"Do you remember her? I only saw my mama in pictures. But I love her very much. Lola said my mama loves me very much too." I looked at Kelly and wish he would always remember his own words when he grows up.

"Have you been a good boy?"

"Yes!", he quickly said, then let out an impish smile. "Well, sometimes I am not. Is that why I got bitten by our dog and had to be injected?"

"No, of course not. Sometimes things happen even if we do not want to. But you have to learn from them, so they will not happen again." He nodded, then fidgeted with his fingers.

Just then, the street kid accompanied by the woman speaking with Kelly's Lola came out of the facility and played around the driveway. He was dirty, barefoot and malnourished. He was oblivious of the warnings from the guard and other people.

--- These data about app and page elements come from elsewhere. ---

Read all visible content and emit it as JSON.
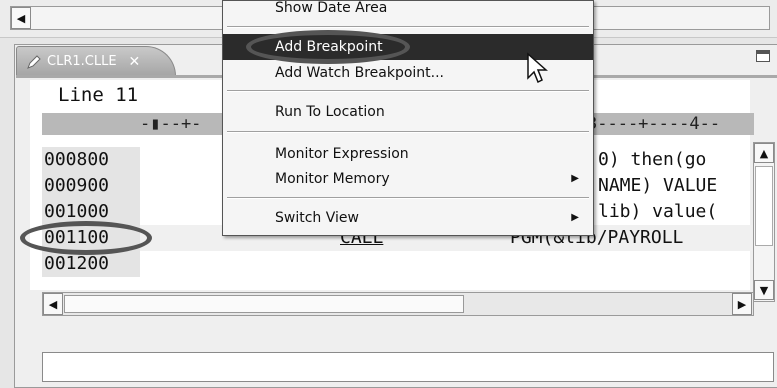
{
  "editor": {
    "tab_label": "CLR1.CLLE",
    "tab_close": "✕",
    "line_indicator": "Line 11",
    "ruler_left": "-▮--+-",
    "ruler_right": "3----+----4--",
    "lines": [
      {
        "num": "000800",
        "text": "0) then(go"
      },
      {
        "num": "000900",
        "text": "NAME) VALUE"
      },
      {
        "num": "001000",
        "text": "lib) value("
      },
      {
        "num": "001100",
        "keyword": "CALL",
        "text": "PGM(&lib/PAYROLL"
      },
      {
        "num": "001200",
        "text": ""
      }
    ]
  },
  "context_menu": {
    "items": [
      {
        "label": "Show Date Area"
      },
      {
        "label": "Add Breakpoint"
      },
      {
        "label": "Add Watch Breakpoint..."
      },
      {
        "label": "Run To Location"
      },
      {
        "label": "Monitor Expression"
      },
      {
        "label": "Monitor Memory",
        "submenu_arrow": "▶"
      },
      {
        "label": "Switch View",
        "submenu_arrow": "▶"
      }
    ]
  },
  "scroll": {
    "left_arrow": "◀",
    "right_arrow": "▶",
    "up_arrow": "▲",
    "down_arrow": "▼"
  }
}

Apparently, he was attacked by the woman's dog when he taunted it. The kid was eleven years old, but was only as big as six-year old Kelly.

"Will I be like him because of the dog bite?" He had a worried look on his face, throwing glances at the other kid. He thought the kid had gone sick and crazy because of rabies.

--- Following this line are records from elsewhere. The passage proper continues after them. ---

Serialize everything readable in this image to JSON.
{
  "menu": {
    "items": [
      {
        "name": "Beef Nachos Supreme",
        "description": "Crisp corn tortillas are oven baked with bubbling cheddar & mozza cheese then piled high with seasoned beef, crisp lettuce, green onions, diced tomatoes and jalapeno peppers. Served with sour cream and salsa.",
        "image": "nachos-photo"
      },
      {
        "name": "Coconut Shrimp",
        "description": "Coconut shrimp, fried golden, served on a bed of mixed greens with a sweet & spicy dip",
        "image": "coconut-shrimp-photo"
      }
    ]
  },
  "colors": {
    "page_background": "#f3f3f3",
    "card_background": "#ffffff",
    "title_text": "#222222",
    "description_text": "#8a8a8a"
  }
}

"No, you will not end up like him because many people love you. Your Lola will always take care of you."

He let out a wide grin on his face. "And my mama too! Lola said mama is always watching over me. I do not see her, but she is my angel in heaven." I smiled back at him, and remembered my own angel in heaven.

When it was time to have the injections, he went in first. I was expecting a loud cry from him, like all the other kids who had theirs. There was none. After a few minutes, my name was called and I was asked to come into the injection room. I met Kelly on his way out. He asked that I stoop down so he can whisper something to my ear.

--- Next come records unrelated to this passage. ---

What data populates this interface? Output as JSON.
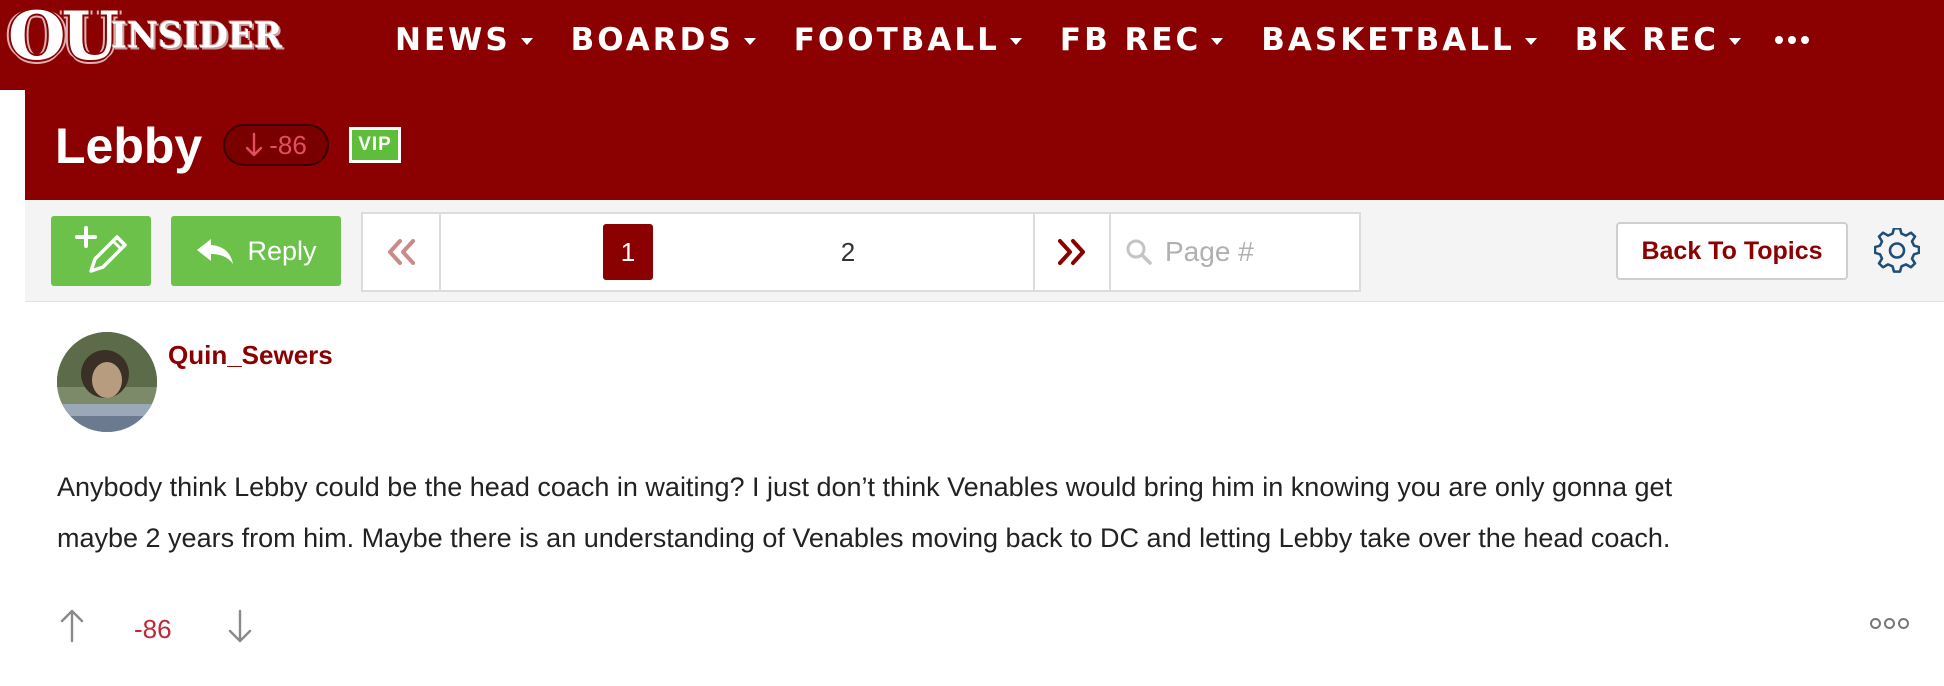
{
  "logo": {
    "ou": "OU",
    "insider": "INSIDER"
  },
  "nav": {
    "items": [
      {
        "label": "NEWS"
      },
      {
        "label": "BOARDS"
      },
      {
        "label": "FOOTBALL"
      },
      {
        "label": "FB REC"
      },
      {
        "label": "BASKETBALL"
      },
      {
        "label": "BK REC"
      }
    ],
    "more_icon": "ellipsis-icon"
  },
  "topic": {
    "title": "Lebby",
    "score": "-86",
    "score_icon": "arrow-down-icon",
    "badge": "VIP"
  },
  "toolbar": {
    "new_topic_icon": "new-topic-icon",
    "reply_label": "Reply",
    "reply_icon": "reply-icon",
    "pages": [
      "1",
      "2"
    ],
    "current_page": "1",
    "page_placeholder": "Page #",
    "back_label": "Back To Topics",
    "settings_icon": "gear-icon"
  },
  "post": {
    "username": "Quin_Sewers",
    "body": [
      "Anybody think Lebby could be the head coach in waiting? I just don’t think Venables would bring him in knowing you are only gonna get",
      "maybe 2 years from him. Maybe there is an understanding of Venables moving back to DC and letting Lebby take over the head coach."
    ],
    "score": "-86"
  },
  "colors": {
    "brand": "#8b0000",
    "green": "#6bc14a",
    "negative": "#c0283a",
    "toolbar_bg": "#f4f4f4"
  }
}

"It really hurts. But its okay. I'm a grown up now. Don't cry when it's your turn, ok?" With that, he waved goodbye to me.

As I sat through the seven injections for that initial session, I had Kelly on my mind. The little boy who loved his mother even if he could not even remember how she looked like, the little boy who was not afraid of anything because he put all his trust in the unconditional love and protection of his mother.

As the nurse buried each needle deep into my muscles, I took the pain as little Kelly did - bravely and without fear. He did his mother proud. I was not about to fail my own.

Postscript: This blog entry is dedicated to the mothers in my family, most especially to our dear Nanay. It's been almost 10 years since she passed on and left us bereaved, but her memory lives on. On this Mother's Day, I pay tribute to her and all the women who made all of us possible.

1 comment:

Frankie "NC" Torres said...

...I'm green with envy when it comes to your writing style. That much is obvious, because of the "competition" comment I made a while back.

I'm deeply touched by your sentiments when it comes to your mother. This is a side of you I don't really get to see. You've expressed yourself with tasteful eloquence, preventing the overbearing "mushy" feeling from pervading your piece. Your last line was very well placed.